● What is required
From the material below, copy each line that holds the word "validatedevicescope".
=== Begin Enclosure ===
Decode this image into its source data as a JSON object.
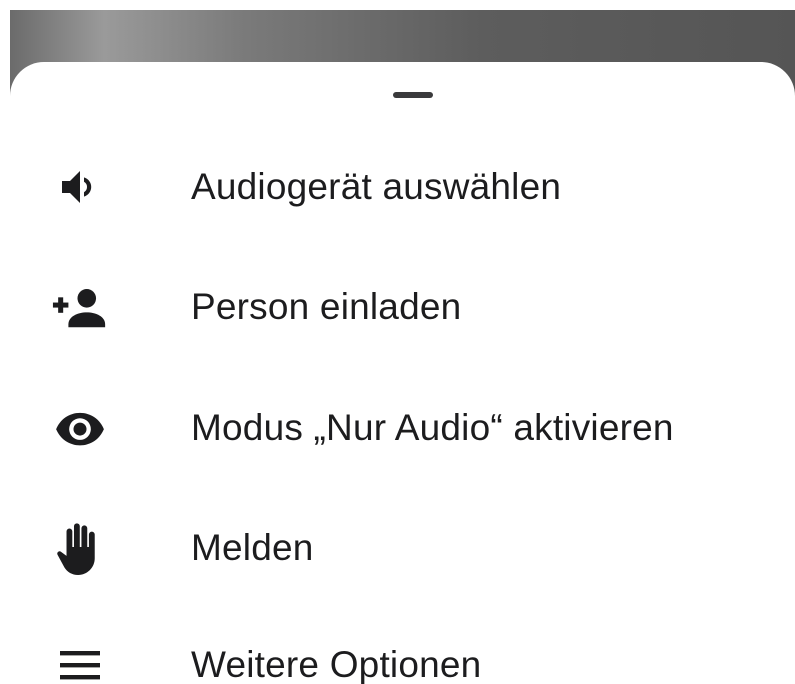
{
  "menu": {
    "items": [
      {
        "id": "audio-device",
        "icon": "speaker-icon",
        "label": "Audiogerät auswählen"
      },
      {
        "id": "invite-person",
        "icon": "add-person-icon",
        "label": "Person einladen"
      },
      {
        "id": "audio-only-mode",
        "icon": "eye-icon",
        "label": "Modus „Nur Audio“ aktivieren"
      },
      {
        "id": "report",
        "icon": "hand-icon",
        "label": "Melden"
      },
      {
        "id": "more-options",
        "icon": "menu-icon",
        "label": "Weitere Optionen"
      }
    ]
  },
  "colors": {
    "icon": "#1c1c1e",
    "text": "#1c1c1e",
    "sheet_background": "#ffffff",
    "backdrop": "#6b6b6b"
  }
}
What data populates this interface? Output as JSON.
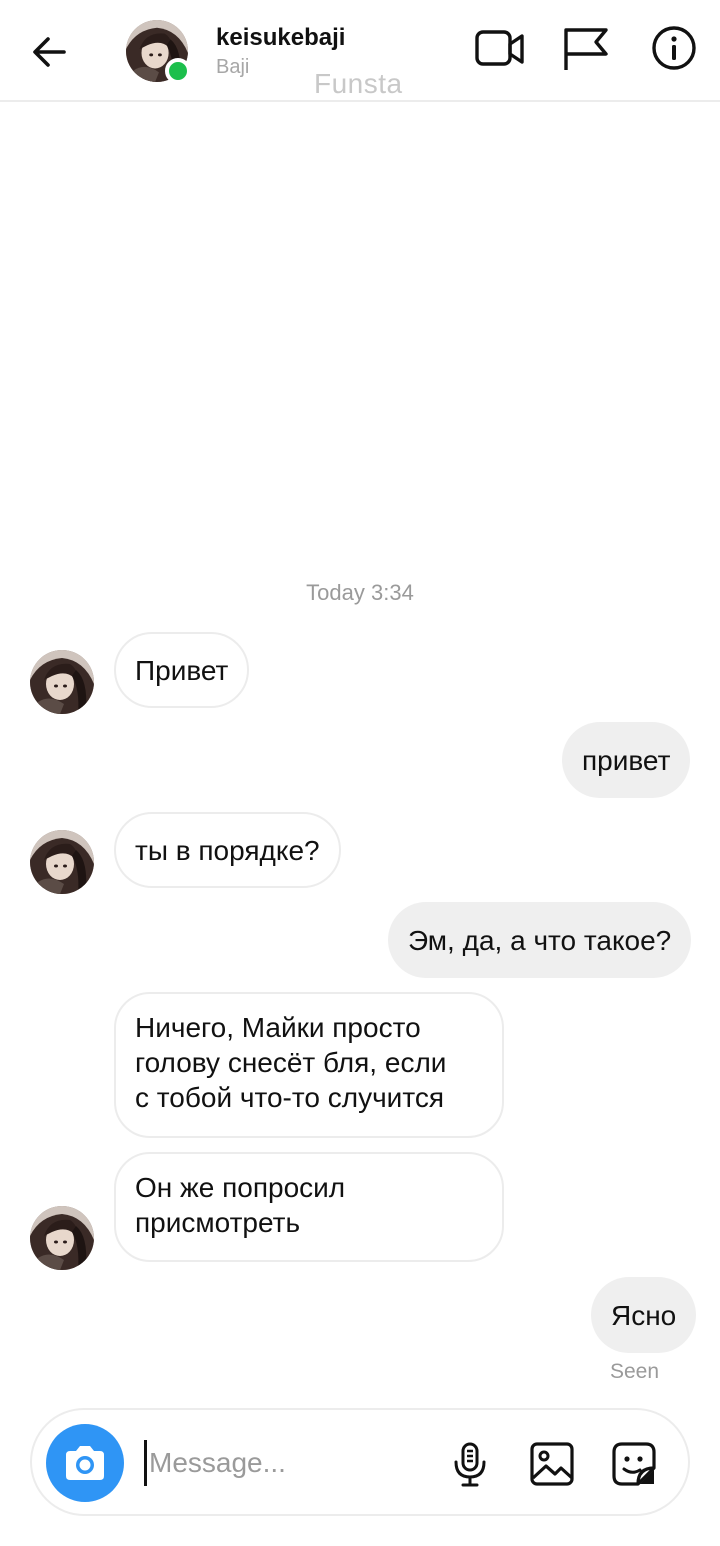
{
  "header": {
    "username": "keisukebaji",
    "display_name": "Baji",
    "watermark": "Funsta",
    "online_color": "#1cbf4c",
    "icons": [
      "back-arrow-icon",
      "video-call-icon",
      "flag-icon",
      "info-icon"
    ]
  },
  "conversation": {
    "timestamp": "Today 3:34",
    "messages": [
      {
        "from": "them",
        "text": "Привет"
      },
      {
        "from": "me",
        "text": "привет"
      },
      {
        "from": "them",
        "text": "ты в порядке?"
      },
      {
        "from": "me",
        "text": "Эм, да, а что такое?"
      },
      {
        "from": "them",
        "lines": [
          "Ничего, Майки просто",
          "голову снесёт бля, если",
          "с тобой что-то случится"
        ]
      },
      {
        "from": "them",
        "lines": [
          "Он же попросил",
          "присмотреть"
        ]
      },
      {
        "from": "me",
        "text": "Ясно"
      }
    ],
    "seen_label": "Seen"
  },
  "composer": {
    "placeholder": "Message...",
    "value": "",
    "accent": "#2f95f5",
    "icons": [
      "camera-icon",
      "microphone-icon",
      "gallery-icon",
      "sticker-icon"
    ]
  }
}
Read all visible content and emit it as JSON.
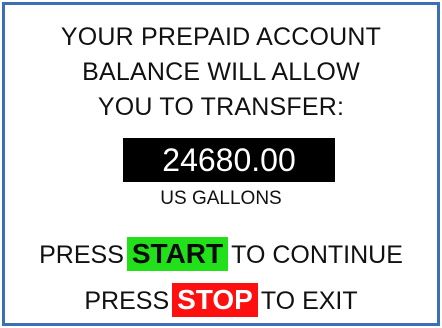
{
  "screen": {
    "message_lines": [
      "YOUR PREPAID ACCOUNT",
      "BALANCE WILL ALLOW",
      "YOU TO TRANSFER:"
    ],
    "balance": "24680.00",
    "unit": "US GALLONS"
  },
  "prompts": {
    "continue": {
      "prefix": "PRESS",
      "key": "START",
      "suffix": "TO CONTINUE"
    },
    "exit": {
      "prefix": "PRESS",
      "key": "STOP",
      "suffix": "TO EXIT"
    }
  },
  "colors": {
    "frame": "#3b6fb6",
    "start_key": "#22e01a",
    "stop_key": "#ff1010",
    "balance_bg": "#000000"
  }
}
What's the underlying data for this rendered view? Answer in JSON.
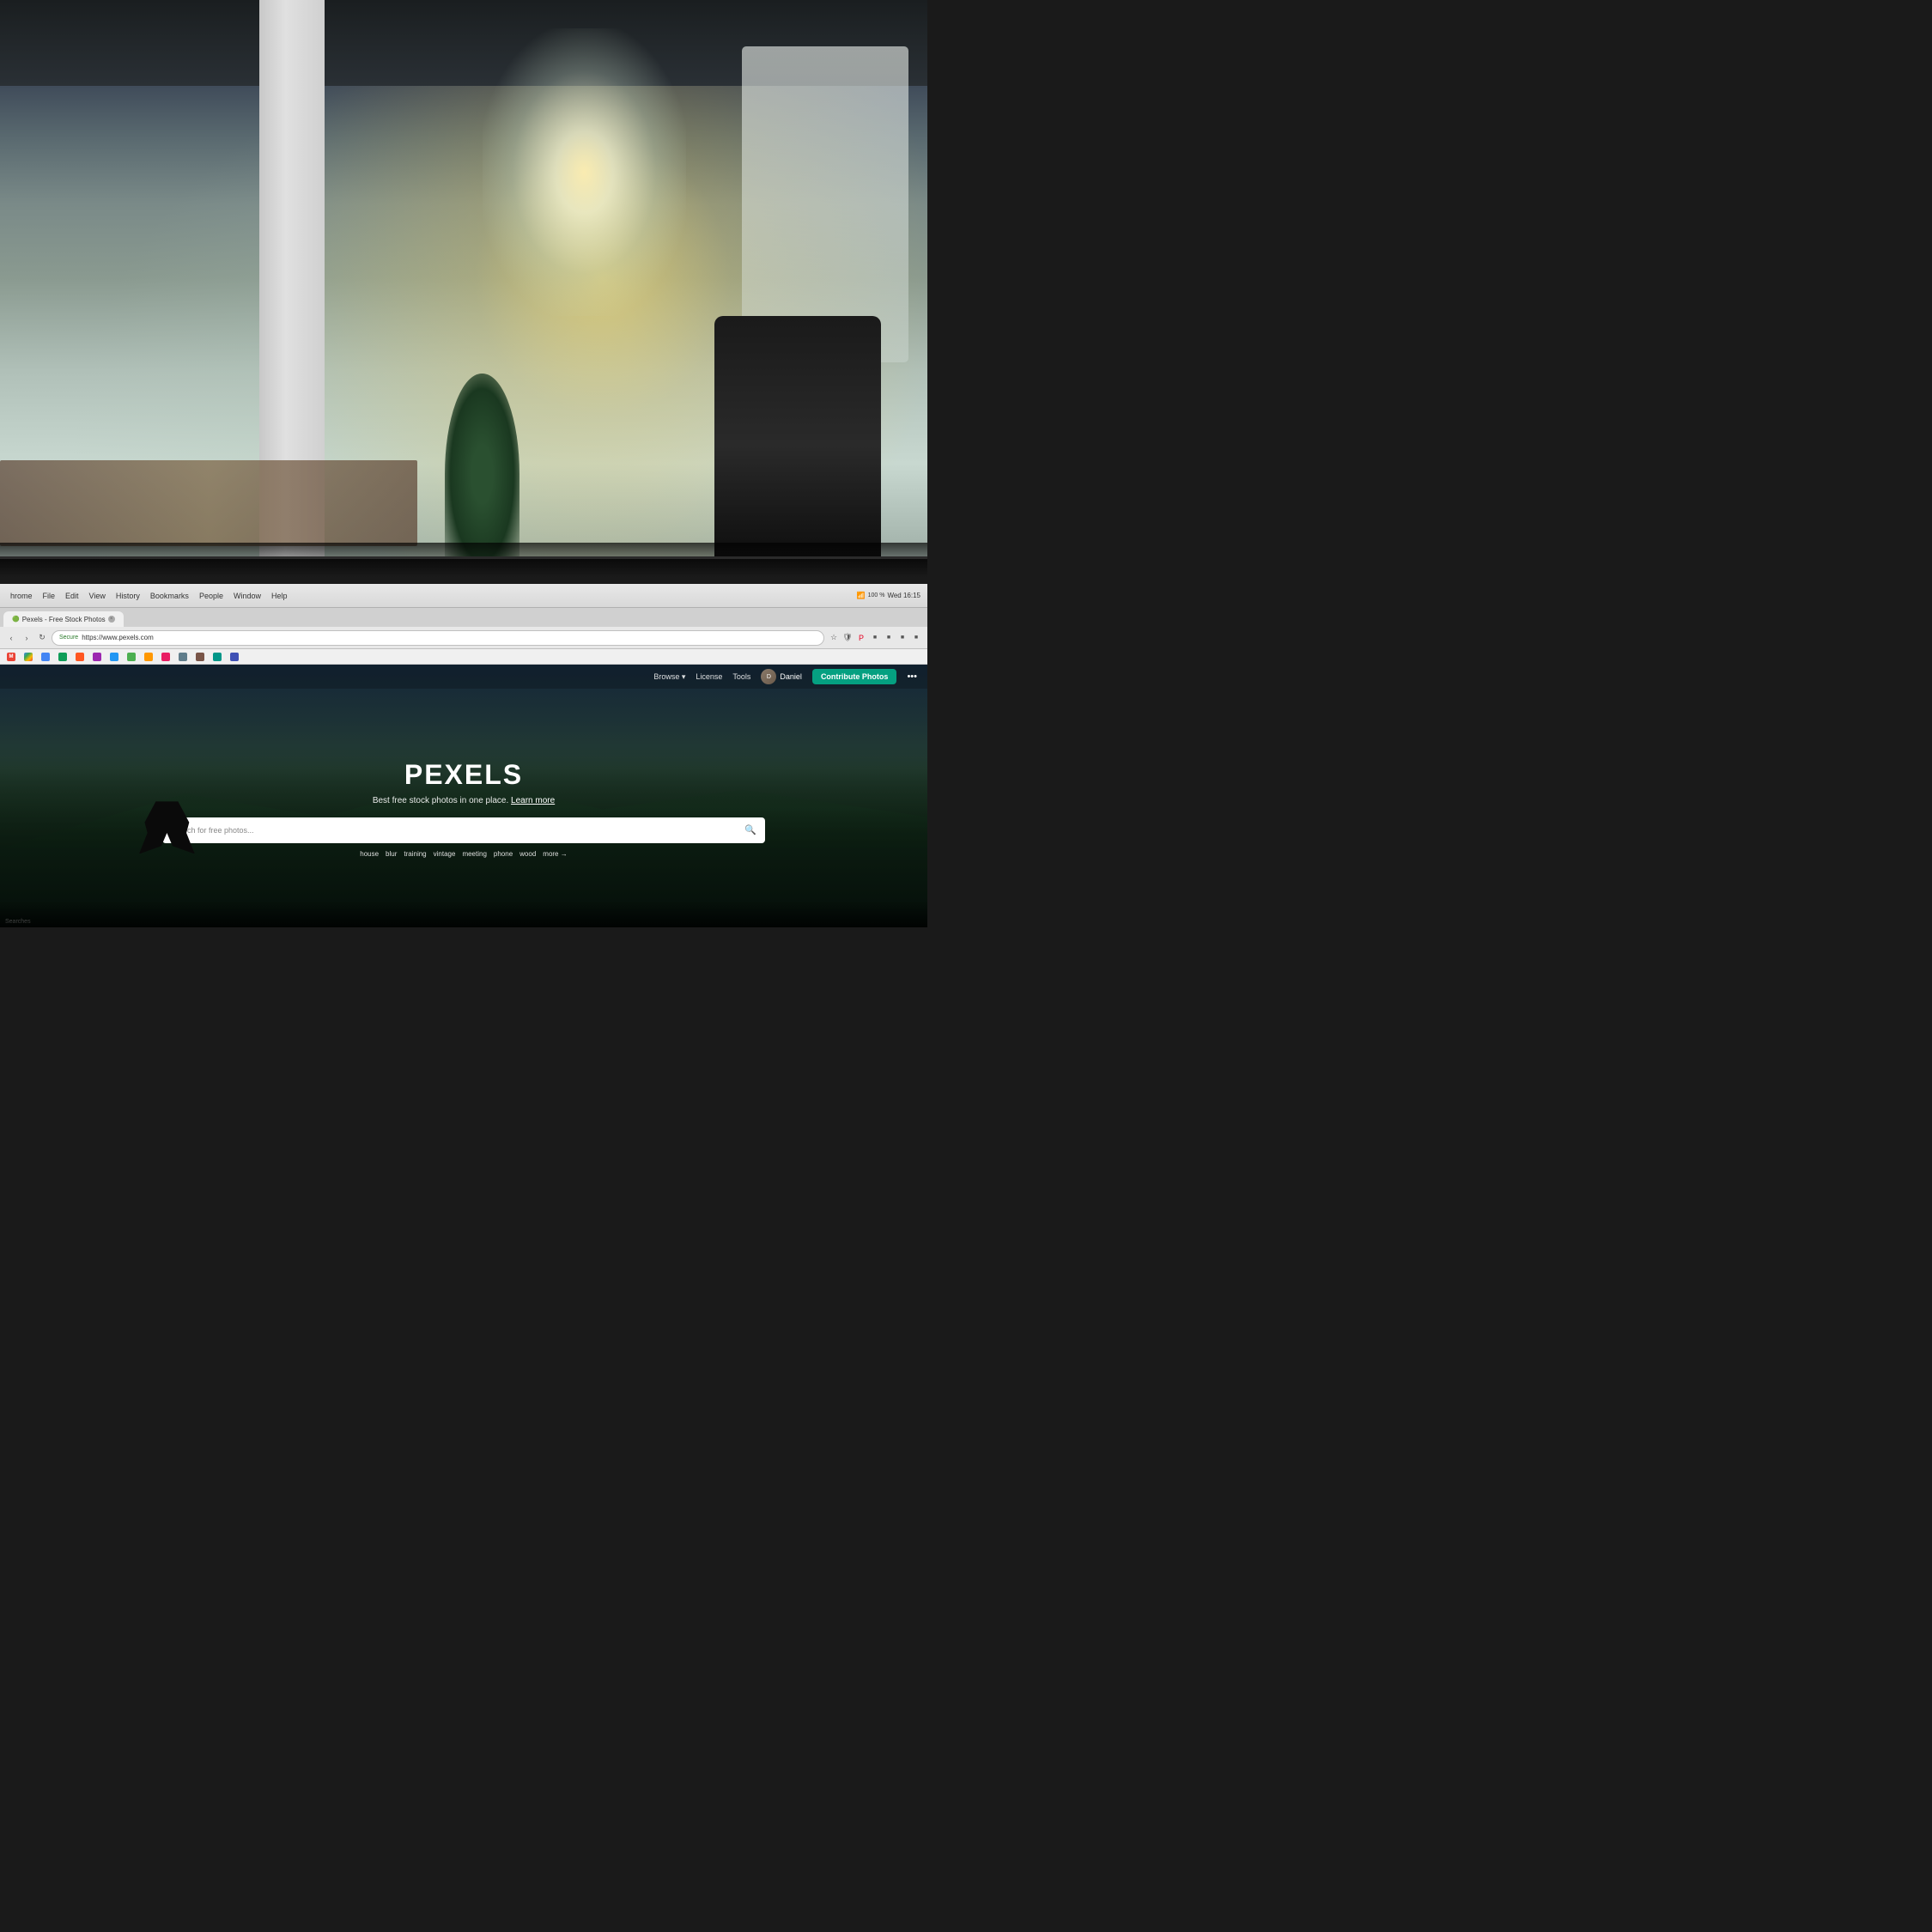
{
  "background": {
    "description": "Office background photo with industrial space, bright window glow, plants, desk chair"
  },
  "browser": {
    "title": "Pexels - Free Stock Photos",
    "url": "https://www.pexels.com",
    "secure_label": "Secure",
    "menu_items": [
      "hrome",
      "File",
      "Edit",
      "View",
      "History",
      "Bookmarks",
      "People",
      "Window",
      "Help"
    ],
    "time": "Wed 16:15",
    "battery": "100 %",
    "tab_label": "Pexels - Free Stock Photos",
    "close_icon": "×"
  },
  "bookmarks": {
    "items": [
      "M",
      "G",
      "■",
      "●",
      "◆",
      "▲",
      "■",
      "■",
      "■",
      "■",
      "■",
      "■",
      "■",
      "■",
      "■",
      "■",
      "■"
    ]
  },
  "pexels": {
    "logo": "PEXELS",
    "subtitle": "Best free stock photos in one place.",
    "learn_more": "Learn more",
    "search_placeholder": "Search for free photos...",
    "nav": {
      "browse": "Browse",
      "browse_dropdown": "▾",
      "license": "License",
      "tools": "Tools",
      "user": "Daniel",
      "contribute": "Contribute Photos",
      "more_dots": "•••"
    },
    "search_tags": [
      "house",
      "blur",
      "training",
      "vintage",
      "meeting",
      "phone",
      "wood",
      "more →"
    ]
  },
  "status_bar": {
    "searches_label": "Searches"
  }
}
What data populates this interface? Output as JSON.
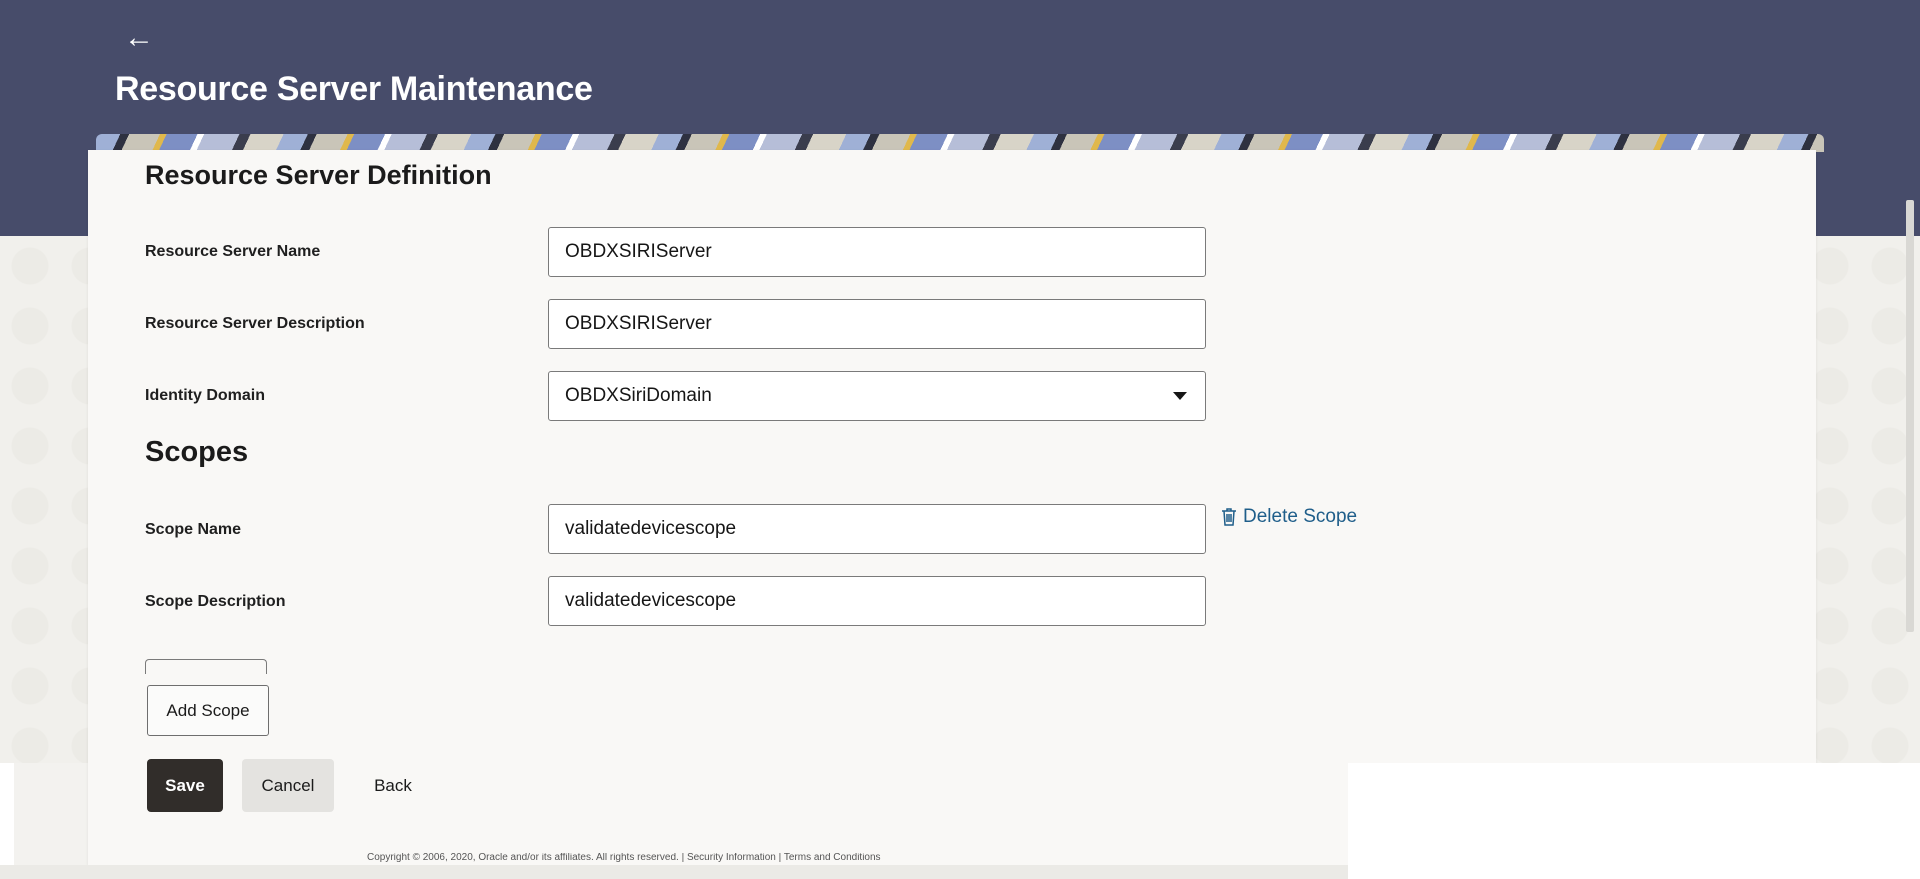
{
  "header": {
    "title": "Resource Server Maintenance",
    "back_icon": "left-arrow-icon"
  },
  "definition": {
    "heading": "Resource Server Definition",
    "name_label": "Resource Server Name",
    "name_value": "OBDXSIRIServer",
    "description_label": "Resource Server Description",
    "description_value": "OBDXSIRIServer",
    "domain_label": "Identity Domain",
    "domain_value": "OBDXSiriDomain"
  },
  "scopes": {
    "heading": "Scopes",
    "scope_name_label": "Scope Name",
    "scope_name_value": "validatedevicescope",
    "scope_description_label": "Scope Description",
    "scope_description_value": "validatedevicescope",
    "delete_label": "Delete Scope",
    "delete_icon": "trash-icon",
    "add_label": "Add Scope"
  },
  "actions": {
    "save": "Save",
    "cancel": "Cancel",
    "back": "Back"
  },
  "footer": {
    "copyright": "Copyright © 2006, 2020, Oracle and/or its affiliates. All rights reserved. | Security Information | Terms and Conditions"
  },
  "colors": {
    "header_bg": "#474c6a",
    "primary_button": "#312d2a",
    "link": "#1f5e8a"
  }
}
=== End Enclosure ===
● Solution
    "scope_name_value": "validatedevicescope",
    "scope_description_value": "validatedevicescope",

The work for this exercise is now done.